This film is a documentary of a Caucasian Pentecostal congregation whose fundamentalist philosophy encourages a literal interpretation of the Bible. Reveals the religious fervor, the trances, the phenomenon of glossolalia (speaking in new tongues), and the use of rattlesnakes. Filmed by Peter Adair. This film was rightly hailed by Margaret Mead as one of the best ethnographic films ever made, and a staple of classes on anthropology and documentary film, this study of a little-known sect who put their lives on the line for their religion still packs a wallop four decades after its release.

You Don’t Die Here (1972, 19 mins, color)
Jon Else’s open-ended documentary showing Death Valley, Calif., as a cruel and sublime landscape in which  with strange and eccentric desert-dwelling residents poetically reminiscing about the past.

Make a Wish  (1972, 8 mins, color)
A man with an acoustic guitar sings a song about making a wish as a very quick, cool montage of images begins which includes animals in slo-motion, rodeo clowns, glass blowing, astronauts in space, fireworks, and cool psychedelic animations. This film was made as one of a series of short films to broaden children's awareness of the world around them, but feels like you've stepped into the mind of a madman.

A Dream of Wild Horses aka "Le Songe des Chevaux Sauvages (1962, 10 mins, color) This landmark short film is a cinematic poem which uses slow motion and soft focus camera to evoke the wild horses of the Camargue District of France, showing them as they roam on the beach through fire and water, biting and kicking one another. The raw yet elegant physicality of the horses in motion is breathtaking and euphoric.

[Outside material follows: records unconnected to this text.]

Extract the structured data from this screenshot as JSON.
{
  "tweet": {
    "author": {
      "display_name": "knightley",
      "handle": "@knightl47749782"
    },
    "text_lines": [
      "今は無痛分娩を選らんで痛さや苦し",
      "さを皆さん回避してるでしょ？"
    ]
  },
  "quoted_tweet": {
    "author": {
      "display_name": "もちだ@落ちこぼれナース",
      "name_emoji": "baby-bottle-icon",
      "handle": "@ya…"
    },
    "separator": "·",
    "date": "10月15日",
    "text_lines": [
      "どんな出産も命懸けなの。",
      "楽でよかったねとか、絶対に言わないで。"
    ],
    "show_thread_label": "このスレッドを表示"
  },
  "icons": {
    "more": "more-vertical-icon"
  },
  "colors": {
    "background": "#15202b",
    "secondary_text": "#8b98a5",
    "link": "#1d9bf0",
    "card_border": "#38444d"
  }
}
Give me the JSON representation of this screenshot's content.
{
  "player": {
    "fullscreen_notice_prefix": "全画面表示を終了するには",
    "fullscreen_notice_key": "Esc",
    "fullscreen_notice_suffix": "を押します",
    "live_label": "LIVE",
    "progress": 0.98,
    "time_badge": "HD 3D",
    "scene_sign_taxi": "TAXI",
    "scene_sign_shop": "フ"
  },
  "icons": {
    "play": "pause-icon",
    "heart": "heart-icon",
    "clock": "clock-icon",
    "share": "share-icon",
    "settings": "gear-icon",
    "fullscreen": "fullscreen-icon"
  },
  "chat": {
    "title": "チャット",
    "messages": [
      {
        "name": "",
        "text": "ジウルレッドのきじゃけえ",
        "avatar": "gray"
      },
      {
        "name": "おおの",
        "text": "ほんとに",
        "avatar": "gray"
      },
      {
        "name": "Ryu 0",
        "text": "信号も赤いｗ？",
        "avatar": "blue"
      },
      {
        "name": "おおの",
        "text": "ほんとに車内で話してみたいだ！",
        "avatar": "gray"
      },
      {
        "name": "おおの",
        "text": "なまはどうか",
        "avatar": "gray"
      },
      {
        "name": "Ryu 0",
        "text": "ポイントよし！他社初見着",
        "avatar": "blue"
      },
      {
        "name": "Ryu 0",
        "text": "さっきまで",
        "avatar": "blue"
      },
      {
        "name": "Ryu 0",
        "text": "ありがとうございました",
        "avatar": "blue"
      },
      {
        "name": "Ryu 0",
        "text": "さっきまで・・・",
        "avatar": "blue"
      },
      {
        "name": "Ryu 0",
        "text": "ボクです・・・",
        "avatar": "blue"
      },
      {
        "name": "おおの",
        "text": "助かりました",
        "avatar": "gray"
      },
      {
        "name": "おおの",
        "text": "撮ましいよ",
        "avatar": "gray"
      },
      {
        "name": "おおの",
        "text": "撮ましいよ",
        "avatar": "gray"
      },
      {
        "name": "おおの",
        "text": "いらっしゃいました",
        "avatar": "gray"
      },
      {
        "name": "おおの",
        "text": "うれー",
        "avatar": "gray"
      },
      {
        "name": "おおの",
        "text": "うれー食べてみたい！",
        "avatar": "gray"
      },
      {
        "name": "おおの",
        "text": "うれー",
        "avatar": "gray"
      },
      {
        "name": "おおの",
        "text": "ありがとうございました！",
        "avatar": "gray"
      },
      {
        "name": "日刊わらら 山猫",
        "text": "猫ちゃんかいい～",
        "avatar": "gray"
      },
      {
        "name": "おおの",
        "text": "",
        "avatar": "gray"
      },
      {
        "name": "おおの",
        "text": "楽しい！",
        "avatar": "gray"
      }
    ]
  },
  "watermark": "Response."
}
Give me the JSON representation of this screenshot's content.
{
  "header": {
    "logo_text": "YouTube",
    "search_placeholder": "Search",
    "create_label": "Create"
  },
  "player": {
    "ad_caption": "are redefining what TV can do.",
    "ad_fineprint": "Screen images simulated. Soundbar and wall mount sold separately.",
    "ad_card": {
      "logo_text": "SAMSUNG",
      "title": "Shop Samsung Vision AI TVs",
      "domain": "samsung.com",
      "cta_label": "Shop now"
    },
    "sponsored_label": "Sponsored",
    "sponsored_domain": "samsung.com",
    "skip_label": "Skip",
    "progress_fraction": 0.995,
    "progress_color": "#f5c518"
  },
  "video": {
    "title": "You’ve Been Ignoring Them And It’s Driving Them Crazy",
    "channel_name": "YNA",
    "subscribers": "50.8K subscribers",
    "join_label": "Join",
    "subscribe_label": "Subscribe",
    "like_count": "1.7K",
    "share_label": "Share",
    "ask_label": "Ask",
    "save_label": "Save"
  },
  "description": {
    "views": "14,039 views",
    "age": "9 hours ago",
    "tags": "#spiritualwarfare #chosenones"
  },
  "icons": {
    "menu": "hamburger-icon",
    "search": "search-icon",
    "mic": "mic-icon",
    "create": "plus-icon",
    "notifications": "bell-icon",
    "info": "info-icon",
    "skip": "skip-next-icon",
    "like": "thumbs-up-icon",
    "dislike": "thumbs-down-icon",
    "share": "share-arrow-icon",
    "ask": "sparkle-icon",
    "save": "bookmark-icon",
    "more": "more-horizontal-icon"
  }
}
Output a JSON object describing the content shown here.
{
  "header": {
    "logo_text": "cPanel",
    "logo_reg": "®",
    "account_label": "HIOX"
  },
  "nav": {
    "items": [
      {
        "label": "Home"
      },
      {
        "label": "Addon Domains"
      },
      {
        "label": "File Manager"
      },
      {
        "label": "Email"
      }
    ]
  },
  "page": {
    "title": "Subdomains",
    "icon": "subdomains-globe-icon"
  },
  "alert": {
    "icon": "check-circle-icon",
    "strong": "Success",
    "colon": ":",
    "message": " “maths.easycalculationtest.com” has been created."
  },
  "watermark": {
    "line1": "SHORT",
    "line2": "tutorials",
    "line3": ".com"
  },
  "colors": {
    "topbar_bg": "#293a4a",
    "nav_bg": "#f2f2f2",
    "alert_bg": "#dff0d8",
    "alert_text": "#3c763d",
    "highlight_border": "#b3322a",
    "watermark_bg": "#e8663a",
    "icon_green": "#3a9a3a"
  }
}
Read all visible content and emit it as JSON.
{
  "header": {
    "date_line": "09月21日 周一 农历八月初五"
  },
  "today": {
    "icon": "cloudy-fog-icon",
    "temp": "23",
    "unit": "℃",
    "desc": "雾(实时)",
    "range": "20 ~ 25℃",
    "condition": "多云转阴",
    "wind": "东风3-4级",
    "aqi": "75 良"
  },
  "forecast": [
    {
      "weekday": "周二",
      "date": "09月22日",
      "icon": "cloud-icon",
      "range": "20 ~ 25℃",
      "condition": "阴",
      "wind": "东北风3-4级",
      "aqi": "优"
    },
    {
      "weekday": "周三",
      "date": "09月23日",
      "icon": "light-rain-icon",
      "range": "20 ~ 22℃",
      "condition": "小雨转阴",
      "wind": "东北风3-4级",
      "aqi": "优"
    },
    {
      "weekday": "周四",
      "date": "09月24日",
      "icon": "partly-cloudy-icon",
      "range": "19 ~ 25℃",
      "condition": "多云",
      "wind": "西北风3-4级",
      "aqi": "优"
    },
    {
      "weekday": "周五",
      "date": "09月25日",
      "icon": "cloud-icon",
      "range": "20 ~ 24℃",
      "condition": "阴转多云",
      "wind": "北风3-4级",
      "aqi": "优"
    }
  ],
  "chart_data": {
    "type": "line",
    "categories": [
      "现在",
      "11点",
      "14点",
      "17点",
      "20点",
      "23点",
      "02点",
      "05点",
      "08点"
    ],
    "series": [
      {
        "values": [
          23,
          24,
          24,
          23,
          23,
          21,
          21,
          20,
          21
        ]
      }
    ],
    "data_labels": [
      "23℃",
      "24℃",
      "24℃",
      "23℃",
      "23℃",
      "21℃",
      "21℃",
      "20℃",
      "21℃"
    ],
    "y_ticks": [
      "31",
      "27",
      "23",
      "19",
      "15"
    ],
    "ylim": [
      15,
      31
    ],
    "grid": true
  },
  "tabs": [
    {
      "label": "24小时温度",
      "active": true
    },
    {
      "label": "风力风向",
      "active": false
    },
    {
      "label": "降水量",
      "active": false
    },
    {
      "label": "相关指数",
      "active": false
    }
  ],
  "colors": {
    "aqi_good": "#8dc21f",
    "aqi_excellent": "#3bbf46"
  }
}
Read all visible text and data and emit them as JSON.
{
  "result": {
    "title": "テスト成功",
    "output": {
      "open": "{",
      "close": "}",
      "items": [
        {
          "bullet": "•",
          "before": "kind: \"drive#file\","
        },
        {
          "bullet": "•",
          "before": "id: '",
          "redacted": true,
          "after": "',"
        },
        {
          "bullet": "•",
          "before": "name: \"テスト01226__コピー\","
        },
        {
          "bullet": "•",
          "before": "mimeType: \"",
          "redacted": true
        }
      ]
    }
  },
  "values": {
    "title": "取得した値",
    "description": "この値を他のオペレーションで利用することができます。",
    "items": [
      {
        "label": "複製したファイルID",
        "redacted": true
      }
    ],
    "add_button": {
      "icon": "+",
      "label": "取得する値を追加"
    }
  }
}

Toothache of a Clown (1972, 10 mins, color)
Clowns are creepy the same way mimes are annoying. This film attempts to calm children's fear of the dentist by having a sad ass clown get his cavity filled. Watch our clown whine, accompanied by half-baked actors and cheap sets in this nitrous oxide-inspired nightmare!

Beat Me, Daddy (1943, 4 mins, B&W)
Features pianist Maurice Rocco performing the wild and raucous boogie woogie classic “Beat Me, Daddy, Eight to the Bar”, later performed by Commander Cody and the Lost Planet Airmen.

Hailstones and Halibut Bones (1963, 8 mins, color)

Celeste Holme reads the poem “Hailstorms and Halibut Bones” by Mary O’Neill that is about colors and the way colors can be described.  Uses animation with lots of flowers, smiley faces, and crazy transforming blobs to help us learn the colors white, red, green, black.

L.A. Too Much (1968, 10 mins, color)
A couple having sex is interposed over shots of the architectural details of a house. Strange noises fill the sound track.  Ultimately the old house succumbs to a violent death.

Free Fall (1964, 10 mins, B&W)

By the brilliant but troubled avant-garde filmmaker Arthur Lipsett (who committed suicide in 1986), Free Fall is, in the words of Lipsett himself, an “attempt to express in filmic terms an intensive flow of life – a vision of a world in the throes of creativity – the transformation of physical phenomena into psychological ones – a visual bubbling of picture and sound operating to create a new continuity of experience – a reality in seeing and hearing which would continually overwhelm the conscious state – penetration of outward appearances – suddenly the continuity is broken – it is as if all clocks ceased to tick – summoned by a big close-up or fragment of a diffuse nature – strange shapes shine forth from the abyss of timelessness.”